▶ Required work
Within the material below, tally every line that holds the word "this", then give the tally and nothing more.

+-------+

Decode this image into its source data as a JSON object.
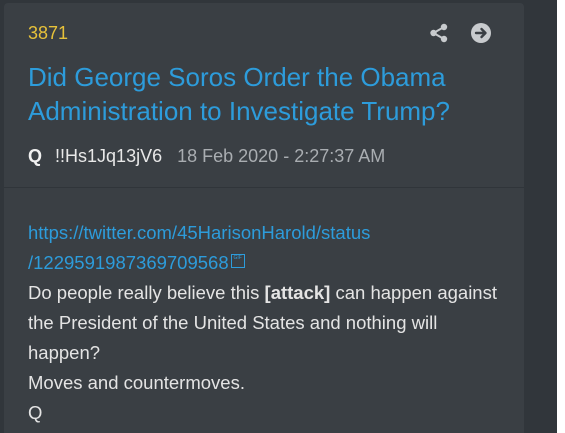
{
  "post": {
    "number": "3871",
    "title": "Did George Soros Order the Obama Administration to Investigate Trump?",
    "author": "Q",
    "tripcode": "!!Hs1Jq13jV6",
    "timestamp": "18 Feb 2020 - 2:27:37 AM",
    "link_line1": "https://twitter.com/45HarisonHarold/status",
    "link_line2": "/1229591987369709568",
    "link_glyph": "GIF",
    "text_before_bold": "Do people really believe this ",
    "text_bold": "[attack]",
    "text_after_bold": " can happen against the President of the United States and nothing will happen?",
    "line_moves": "Moves and countermoves.",
    "signature": "Q"
  },
  "actions": {
    "share_icon": "share-icon",
    "go_icon": "arrow-right-circle-icon"
  },
  "colors": {
    "accent": "#2d9cdb",
    "post_number": "#e6c13a",
    "background": "#31363b",
    "card": "#3a3f44"
  }
}
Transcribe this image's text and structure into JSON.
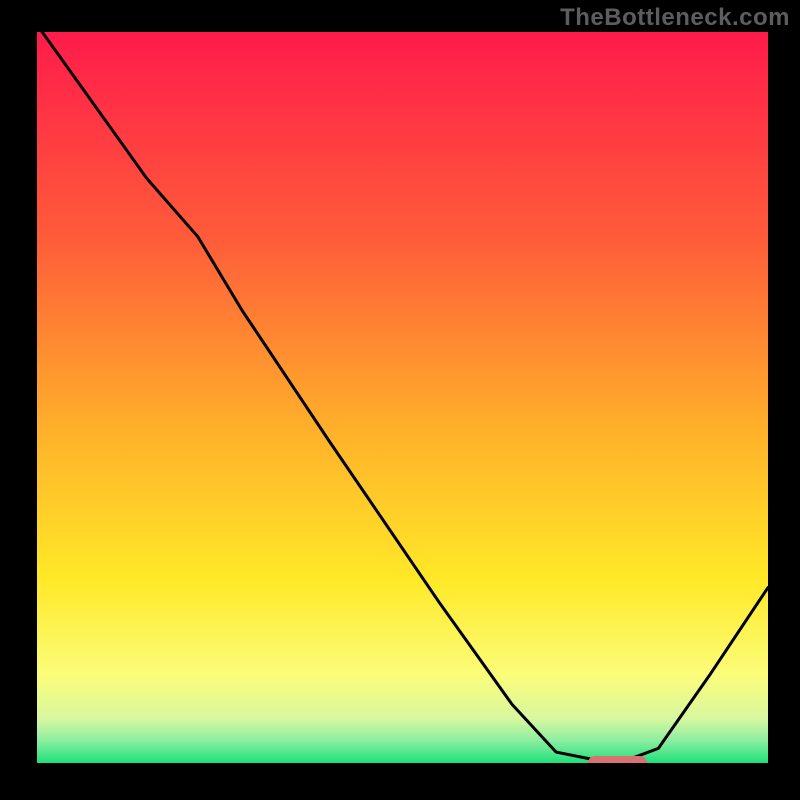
{
  "watermark": "TheBottleneck.com",
  "chart_data": {
    "type": "line",
    "title": "",
    "xlabel": "",
    "ylabel": "",
    "xlim": [
      0,
      100
    ],
    "ylim": [
      0,
      100
    ],
    "gradient_stops": [
      {
        "offset": 0,
        "color": "#ff1b4b"
      },
      {
        "offset": 28,
        "color": "#ff5b3a"
      },
      {
        "offset": 55,
        "color": "#ffb22a"
      },
      {
        "offset": 75,
        "color": "#ffe928"
      },
      {
        "offset": 88,
        "color": "#fbfd7a"
      },
      {
        "offset": 94,
        "color": "#d7f7a0"
      },
      {
        "offset": 97,
        "color": "#8aeea0"
      },
      {
        "offset": 100,
        "color": "#1ee07a"
      }
    ],
    "series": [
      {
        "name": "bottleneck-curve",
        "points": [
          {
            "x": 0,
            "y": 101
          },
          {
            "x": 5,
            "y": 94
          },
          {
            "x": 15,
            "y": 80
          },
          {
            "x": 22,
            "y": 72
          },
          {
            "x": 28,
            "y": 62
          },
          {
            "x": 40,
            "y": 44
          },
          {
            "x": 55,
            "y": 22
          },
          {
            "x": 65,
            "y": 8
          },
          {
            "x": 71,
            "y": 1.5
          },
          {
            "x": 76,
            "y": 0.5
          },
          {
            "x": 81,
            "y": 0.5
          },
          {
            "x": 85,
            "y": 2
          },
          {
            "x": 92,
            "y": 12
          },
          {
            "x": 100,
            "y": 24
          }
        ]
      }
    ],
    "marker": {
      "x_start": 75,
      "x_end": 83,
      "y": 0.5,
      "color": "#d97171"
    }
  }
}
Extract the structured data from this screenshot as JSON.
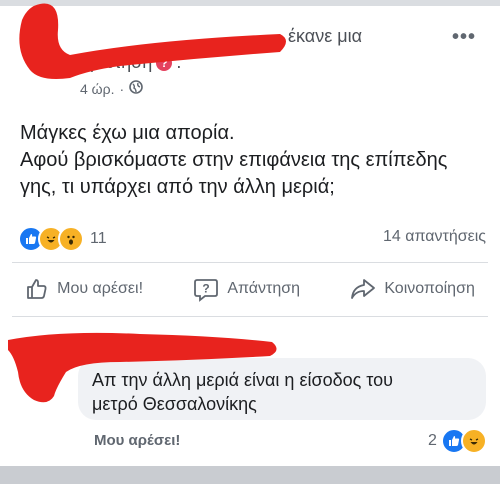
{
  "post": {
    "header_suffix": "έκανε μια",
    "header_line2": "ερώτηση",
    "question_badge": "?",
    "header_dot": ".",
    "time": "4 ώρ.",
    "time_sep": "·",
    "more_icon": "•••",
    "text_lines": [
      "Μάγκες έχω μια απορία.",
      "Αφού βρισκόμαστε στην επιφάνεια της επίπεδης",
      "γης, τι υπάρχει από την άλλη μεριά;"
    ],
    "reaction_count": "11",
    "answers_count": "14 απαντήσεις"
  },
  "actions": {
    "like_label": "Μου αρέσει!",
    "answer_label": "Απάντηση",
    "share_label": "Κοινοποίηση"
  },
  "comment": {
    "text_lines": [
      "Απ την άλλη μεριά είναι η είσοδος του",
      "μετρό Θεσσαλονίκης"
    ],
    "like_label": "Μου αρέσει!",
    "reaction_count": "2"
  },
  "colors": {
    "like_blue": "#1877f2",
    "emoji_yellow": "#f7b125",
    "redaction_red": "#e8231e"
  },
  "icons": [
    "like-reaction-icon",
    "haha-reaction-icon",
    "wow-reaction-icon",
    "globe-icon",
    "thumbs-up-icon",
    "question-bubble-icon",
    "share-arrow-icon",
    "more-options-icon"
  ]
}
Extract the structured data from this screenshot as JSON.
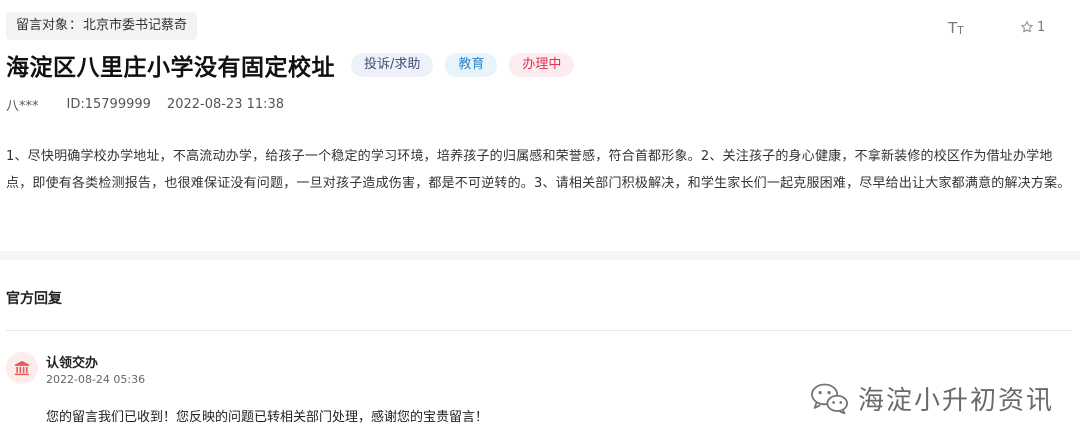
{
  "header": {
    "recipient_label": "留言对象",
    "recipient_sep": "：",
    "recipient_value": "北京市委书记蔡奇",
    "font_toggle_big": "T",
    "font_toggle_small": "T",
    "like_count": "1"
  },
  "post": {
    "title": "海淀区八里庄小学没有固定校址",
    "tags": {
      "type": "投诉/求助",
      "category": "教育",
      "status": "办理中"
    },
    "author": "八***",
    "id": "ID:15799999",
    "datetime": "2022-08-23 11:38",
    "content": "1、尽快明确学校办学地址，不高流动办学，给孩子一个稳定的学习环境，培养孩子的归属感和荣誉感，符合首都形象。2、关注孩子的身心健康，不拿新装修的校区作为借址办学地点，即使有各类检测报告，也很难保证没有问题，一旦对孩子造成伤害，都是不可逆转的。3、请相关部门积极解决，和学生家长们一起克服困难，尽早给出让大家都满意的解决方案。"
  },
  "reply": {
    "section_title": "官方回复",
    "unit": "认领交办",
    "time": "2022-08-24 05:36",
    "text": "您的留言我们已收到！您反映的问题已转相关部门处理，感谢您的宝贵留言！"
  },
  "watermark": {
    "text": "海淀小升初资讯"
  },
  "colors": {
    "status_red": "#e0344c",
    "category_blue": "#2f86c6",
    "type_navy": "#3f5176"
  },
  "icons": {
    "font_size": "font-size-icon",
    "like": "star-icon",
    "avatar": "government-building-icon",
    "watermark": "wechat-icon"
  }
}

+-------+

▶ Solution to the exercise
5